* **TASK OBJECTIVE**
In the records below, which lines include "JSON"? Copy them.

┌────────

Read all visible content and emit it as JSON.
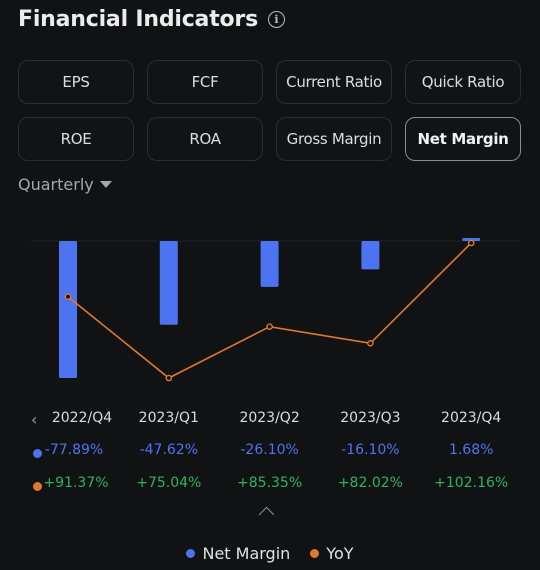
{
  "header": {
    "title": "Financial Indicators",
    "info_icon": "info-icon"
  },
  "tabs": [
    {
      "label": "EPS",
      "active": false
    },
    {
      "label": "FCF",
      "active": false
    },
    {
      "label": "Current Ratio",
      "active": false
    },
    {
      "label": "Quick Ratio",
      "active": false
    },
    {
      "label": "ROE",
      "active": false
    },
    {
      "label": "ROA",
      "active": false
    },
    {
      "label": "Gross Margin",
      "active": false
    },
    {
      "label": "Net Margin",
      "active": true
    }
  ],
  "period": {
    "selected": "Quarterly",
    "icon": "caret-down-icon"
  },
  "colors": {
    "net_margin": "#4d74f0",
    "yoy": "#e0782e",
    "positive": "#2fb35e",
    "background": "#111214"
  },
  "table": {
    "prev_icon": "chevron-left-icon",
    "prev_glyph": "‹",
    "periods": [
      "2022/Q4",
      "2023/Q1",
      "2023/Q2",
      "2023/Q3",
      "2023/Q4"
    ],
    "net_margin_text": [
      "-77.89%",
      "-47.62%",
      "-26.10%",
      "-16.10%",
      "1.68%"
    ],
    "yoy_text": [
      "+91.37%",
      "+75.04%",
      "+85.35%",
      "+82.02%",
      "+102.16%"
    ],
    "expand_icon": "chevron-up-icon"
  },
  "chart_data": {
    "type": "bar",
    "title": "",
    "categories": [
      "2022/Q4",
      "2023/Q1",
      "2023/Q2",
      "2023/Q3",
      "2023/Q4"
    ],
    "series": [
      {
        "name": "Net Margin",
        "type": "bar",
        "unit": "%",
        "values": [
          -77.89,
          -47.62,
          -26.1,
          -16.1,
          1.68
        ]
      },
      {
        "name": "YoY",
        "type": "line",
        "unit": "%",
        "values": [
          91.37,
          75.04,
          85.35,
          82.02,
          102.16
        ]
      }
    ],
    "xlabel": "",
    "ylabel": "",
    "grid": false,
    "legend": "bottom-center"
  },
  "legend": [
    {
      "label": "Net Margin"
    },
    {
      "label": "YoY"
    }
  ]
}
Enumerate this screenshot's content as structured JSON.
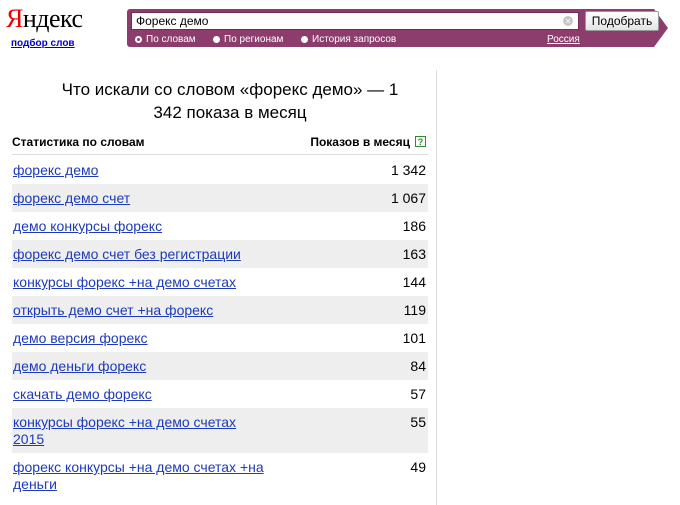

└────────

* **RESPONSE AREA**
Read all visible content and emit it as JSON.
Enumerate this screenshot's content as structured JSON.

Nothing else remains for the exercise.